Istanbul, 16th October, 2015 (WAM) – How the World Views Migration – a newly released report produced by International Organization for Migration (IOM) in collaboration with the Gallup World Poll – provides, for the first time, a global overview of people’s attitudes towards immigration. The full findings of the report were presented yesterday at the Global Forum on Migration and Development (GFMD) Summit in Istanbul, Turkey.
The study, based on interviews conducted by Gallup with over 183,000 adults across over 140 countries between 2012 and 2014, shows that people around the world are not as opposed to immigration as may be commonly assumed. Some 43 per cent favour increasing or keeping stable the numbers of immigrants in their countries, while only 34 per cent support lower levels of immigration.
People were asked two questions about immigration: In your view, should immigration in this country be kept at its present level, increased or decreased? Do you think immigrants mostly take jobs that citizens in this country do not want (e.g., low-paying or not prestigious jobs), or mostly take jobs that citizens in this country want? Residents in the Americas generally showed more positive attitudes towards immigration, with important exceptions, including Mexico, Costa Rica and Ecuador.

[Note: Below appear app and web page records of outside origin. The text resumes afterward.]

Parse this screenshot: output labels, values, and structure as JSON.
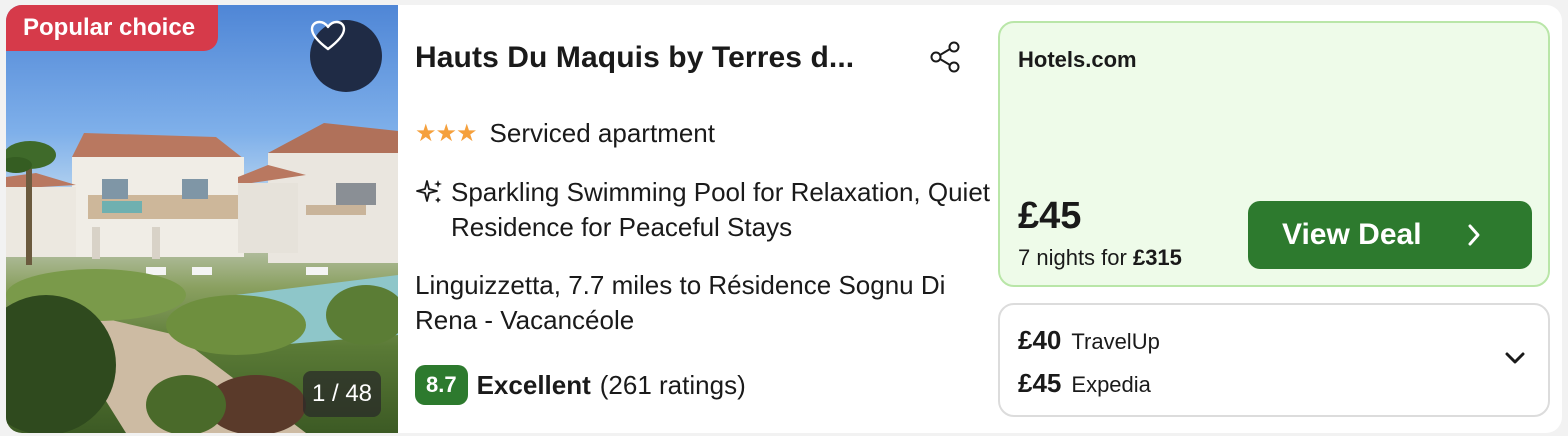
{
  "image": {
    "badge": "Popular choice",
    "counter": "1 / 48",
    "favorite_icon": "heart-icon"
  },
  "hotel": {
    "name": "Hauts Du Maquis by Terres d...",
    "stars": 3,
    "stars_glyphs": "★★★",
    "type": "Serviced apartment",
    "highlight": "Sparkling Swimming Pool for Relaxation, Quiet Residence for Peaceful Stays",
    "location": "Linguizzetta, 7.7 miles to Résidence Sognu Di Rena - Vacancéole",
    "rating": {
      "score": "8.7",
      "label": "Excellent",
      "count": "(261 ratings)"
    }
  },
  "deal": {
    "provider": "Hotels.com",
    "price": "£45",
    "nights_text": "7 nights for ",
    "total": "£315",
    "button_label": "View Deal"
  },
  "other_offers": [
    {
      "price": "£40",
      "provider": "TravelUp"
    },
    {
      "price": "£45",
      "provider": "Expedia"
    }
  ],
  "colors": {
    "badge": "#d63a4a",
    "favorite_button": "#1f2b45",
    "score_badge": "#2d7a2e",
    "deal_background": "#eefbe9",
    "deal_border": "#b9e6a8",
    "cta": "#2d7a2e",
    "stars": "#f5a03c"
  }
}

Australia and New Zealand were mostly positive towards immigration. The same was true for the Gulf Cooperation Council countries, where temporary migrant workers represent the highest percentage the total population worldwide.

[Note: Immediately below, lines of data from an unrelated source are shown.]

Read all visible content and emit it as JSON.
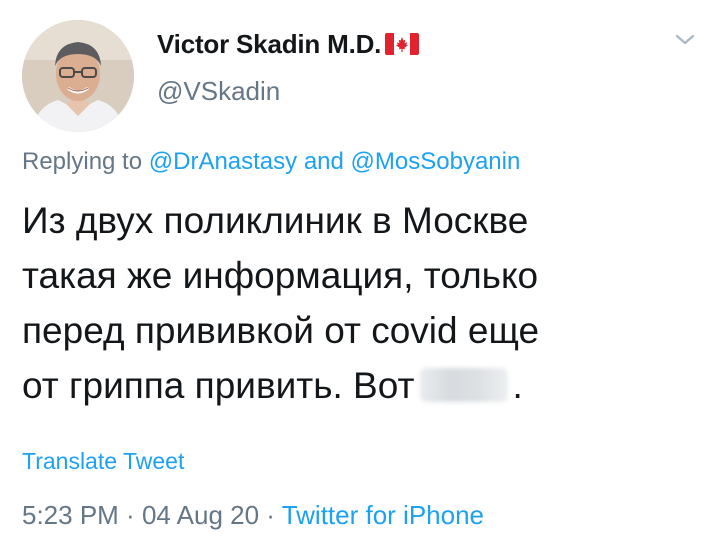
{
  "tweet": {
    "display_name": "Victor Skadin M.D.",
    "handle": "@VSkadin",
    "replying_prefix": "Replying to ",
    "mentions": [
      "@DrAnastasy",
      "@MosSobyanin"
    ],
    "mention_separator": " and ",
    "body_lines": [
      "Из двух поликлиник в Москве",
      "такая же информация, только",
      "перед прививкой от covid еще",
      "от гриппа привить. Вот"
    ],
    "body_end": ".",
    "translate_label": "Translate Tweet",
    "time": "5:23 PM",
    "separator": " · ",
    "date": "04 Aug 20",
    "source": "Twitter for iPhone"
  },
  "icons": {
    "flag": "canada-flag-icon",
    "menu": "chevron-down-icon",
    "avatar": "avatar"
  },
  "colors": {
    "link": "#1da1f2",
    "secondary": "#657786",
    "text": "#14171a",
    "flag_red": "#e0232e"
  }
}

People in Europe appeared to be the most negative towards immigration, with over half of all respondents favoring lower immigration levels in their countries.

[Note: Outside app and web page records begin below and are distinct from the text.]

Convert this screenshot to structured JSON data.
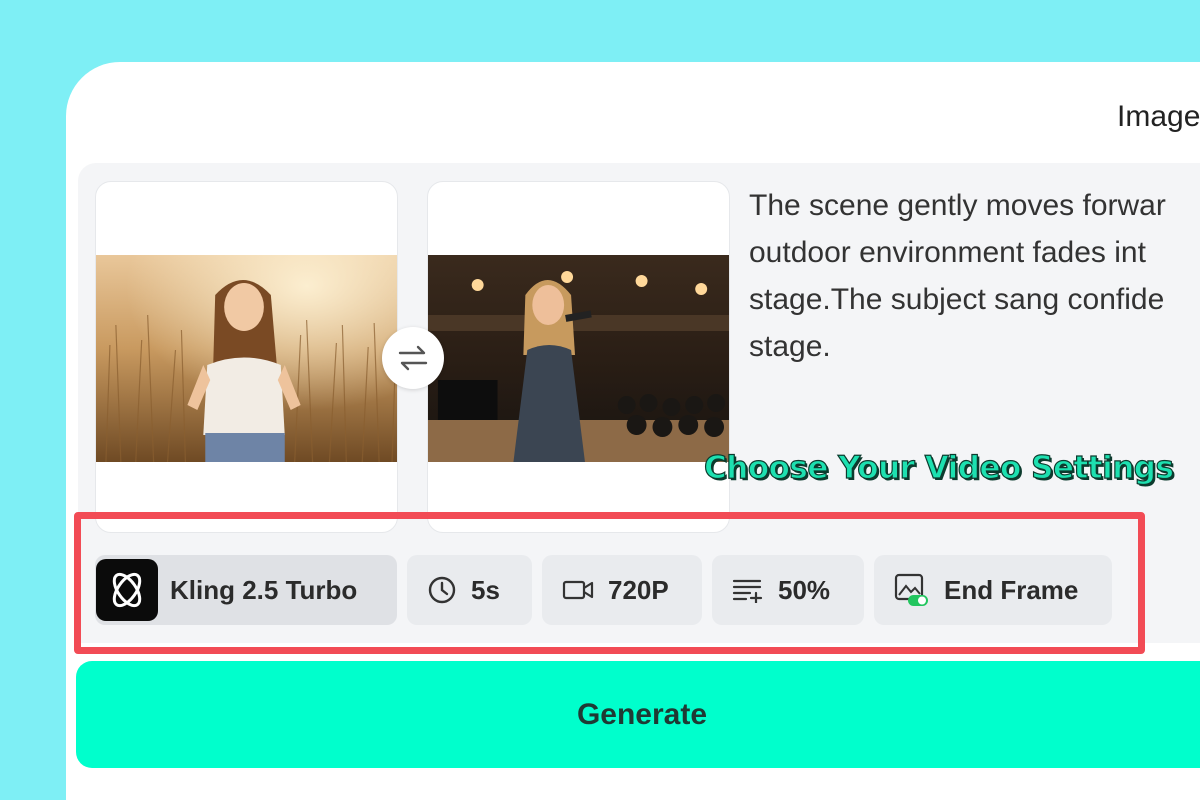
{
  "header": {
    "mode_label": "Image"
  },
  "frames": {
    "start": {
      "alt": "start frame photo"
    },
    "end": {
      "alt": "end frame photo"
    }
  },
  "prompt": {
    "text": "The scene gently moves forwar\noutdoor environment fades int\nstage.The subject sang confide\nstage."
  },
  "callout": {
    "text": "Choose Your Video Settings"
  },
  "settings": {
    "model": {
      "label": "Kling 2.5 Turbo",
      "icon": "kling-logo-icon"
    },
    "duration": {
      "label": "5s",
      "icon": "clock-icon"
    },
    "resolution": {
      "label": "720P",
      "icon": "video-camera-icon"
    },
    "strength": {
      "label": "50%",
      "icon": "list-adjust-icon"
    },
    "end_frame": {
      "label": "End Frame",
      "icon": "image-toggle-icon"
    }
  },
  "generate": {
    "label": "Generate"
  },
  "colors": {
    "background": "#7eeff5",
    "accent": "#00ffcc",
    "highlight_border": "#f24b55",
    "callout_text": "#1de0b0"
  }
}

Attitudes differed substantially between Northern Europe – with people in Sweden, Denmark and Finland being generally positive about immigration – and Southern Europe, where a high percentage of people in Greece, Malta and Italy wanted to see immigration reduced. The UK represented the only exception in Northern Europe, with over two-thirds of respondents wanting to see lower immigration levels.
Results by country and people’s socio-demographic profiles showed that adults with tertiary education are more likely to favor increasing or stable immigration levels than people with lower levels of education. Younger age is also generally associated with more positive attitudes towards newcomers. Those who are unemployed, on the contrary, tend to show more negative views.
Another key finding is that people’s perceptions of their personal and their country’s economic situation seem to affect their views about immigration. People who think their personal or country’s economic situation are worsening, are more likely to favor lower immigration levels in their countries, and vice versa. In countries with the highest unemployment rates, more people favored reduced immigration.
Interestingly, in countries where migrants constitute between 3 per cent and 10 per cent of the total population, people tend to be more negative, with 54 per cent on average favoring decreased immigration numbers. Adults in countries with higher shares of migrants in their populations are more likely to be positive.
Residents in richer countries generally believe that immigrants take jobs that are undesirable to natives – contrary to the often mentioned fear that immigrants will take jobs away from national workers. The perception that immigrants take jobs that citizens also want is more prevalent in developing countries.
“Monitoring public attitudes towards immigration and understanding what shapes such attitudes are essential to identify how to combat anti-migrant sentiment – which is one of the key recommendations of the 2013 High-Level Dialogue on Migration and Development,” said Dr. Frank Laczko, Head of IOM’s Global Migration Data Analysis Centre in Berlin. “This is why a global survey of this kind should be conducted on a regular basis.”
“Public opinion on migration plays an important role in the design and effectiveness of migration and integration policies in most countries. So we need to regularly monitor it to make sure policies can achieve their intended results,” he added.